Hello all of you...OOPS, I've gotten more than one e-mail asking me (as Jim Long mentioned above)...WHAT IS AN ALEWIFE? I'll write more about these amazing fish and share some photos Jeff took of the fish ladder in Damariscotta Mills (head of the Great Salt Bay and by Damariscotta Lake. I did an in-depth story about the history of the alewives, the fish ladder, and Damariscotta Mills for a Northern New England Journey Magazine a few years ago.

The alewives swim from the ocean, up the Damariscotta River, to the Great Salt Bay, and then they climb a 42 foot fish ladder, jump over the last hurdle, and land in the Mill Pond. Sometimes there are huge bass, herons, osprey, loon, or a bald eagle waiting for them. One gulp and they're gone after all that work.

For the ones who make it into the Mill Pond it is a short journey to the bridge that separates Newcastle and Nobleboro, and then the relative safety and the depths of beautiful Damariscotta Lake, which is where they spawn. It is believed that these small fish return to the stream and lake where they first hatched. Amazing.

Unlike salmon, they do not die after spawning. They'll turn around and make the journey back to the sea.

What a joy it is to stretch out on the wall above the fish ladder and watch the alewives labor their way up from shallow pool to shallow pool, and then over the final hurdle. You can really feel yourself rooting for them.

So sorry I left you in the dark about these tiny anadromous fish. Come visit sometime in May when they're running and you'll be amazed too.

Catherine@AGardenerinProgress said...

Okay, I'm now ready to move to Maine! What a beautiful area, I absolutely loved the tour on the boat and of the cottage.
The soup sounds delicious. Avocados are one of my very favorite things to eat. I actually order food from menus just because they come with guacamole or avocado.

Dee @ Red Dirt Ramblings said...

It all sounds so lovely, and I think I've figured out a way to tweak the soup yet again and make it without dairy. I told Bear I'd like to visit there, and she asked if it's on the way to Florida. She wants to visit the Harry Potter theme park at Universal Studios. Funny girl.~~Dee

Dawn said...

This post has so much quiet, and magic. I feel my heart is rocking in that boat, pulling up to the Damariscotta shore. I long to be in Maine with you, sweet friend.

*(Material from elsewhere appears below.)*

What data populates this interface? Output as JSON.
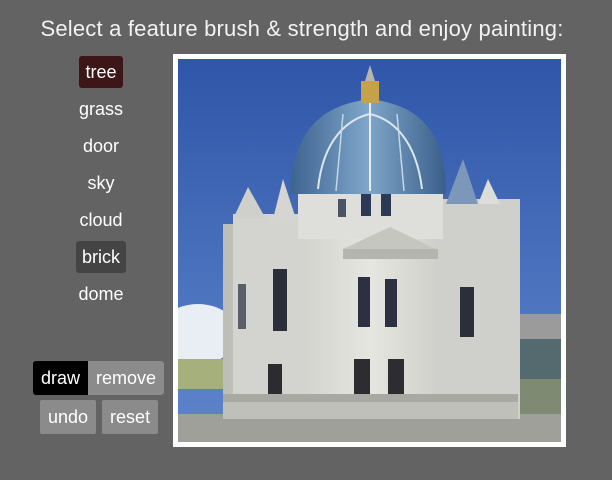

I will be one day. :)



Knitting Out Loud said...

It was a pleasure to meet you at the Bread Fair yesterday, Sharon!

Zuzana said...

Beautiful images! Your photography from Maine reminds me very much of the Scandinavian coast.;)
Yes, there is something about traveling, it is adventurous and alluring and infinitely the best part about it is the *coming home* one.;)

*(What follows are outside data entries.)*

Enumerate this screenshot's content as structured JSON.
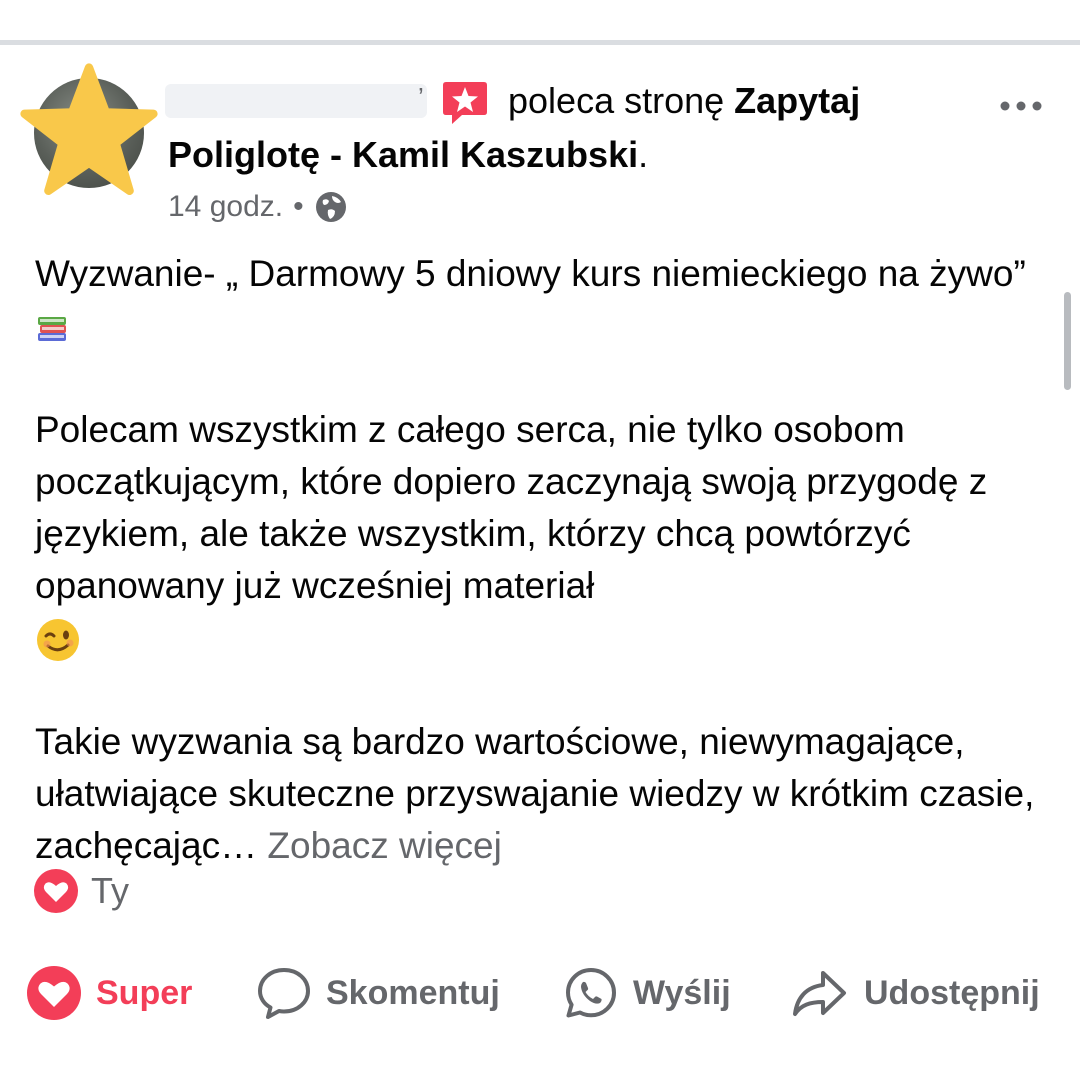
{
  "post": {
    "author_suffix": "’",
    "header_text": "poleca stronę",
    "page_name_part1": "Zapytaj",
    "page_name_part2": "Poliglotę - Kamil Kaszubski",
    "header_end": ".",
    "time": "14 godz.",
    "separator": "•",
    "paragraph1": "Wyzwanie- „ Darmowy 5 dniowy kurs niemieckiego na żywo”",
    "paragraph2": "Polecam wszystkim z całego serca, nie tylko osobom początkującym, które dopiero zaczynają swoją przygodę z językiem, ale także wszystkim, którzy chcą powtórzyć opanowany już wcześniej materiał",
    "paragraph3": "Takie wyzwania są bardzo wartościowe, niewymagające, ułatwiające skuteczne przyswajanie wiedzy w krótkim czasie, zachęcając…",
    "see_more": "Zobacz więcej"
  },
  "reactions": {
    "icon": "heart-reaction-icon",
    "who": "Ty"
  },
  "actions": {
    "super": "Super",
    "comment": "Skomentuj",
    "send": "Wyślij",
    "share": "Udostępnij"
  },
  "colors": {
    "reaction_red": "#f33e58",
    "secondary_text": "#65676b",
    "divider": "#dadde1",
    "star_overlay": "#f9c84a"
  }
}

Farmgirl Susan said...

Thanks for the marvelous little e-getaway! Maine truly seems like a magical place, and your love of it shines through in every word and photo. Someday I will make it there and see it all myself!

P.S. LOVE that yellow pitcher - and how it came to be yours. :)

The Unusual Farmchick said...

What a wonderful time spent with friends. i truly enjoyed seeing all of your pictures but the boating ones had me transported back in time. :)

Lydia said...

I have always been rediculously attached to Southern California. Your wanderings open my eyes to not let roots grow so deep I would wilt if I needed to be transplanted.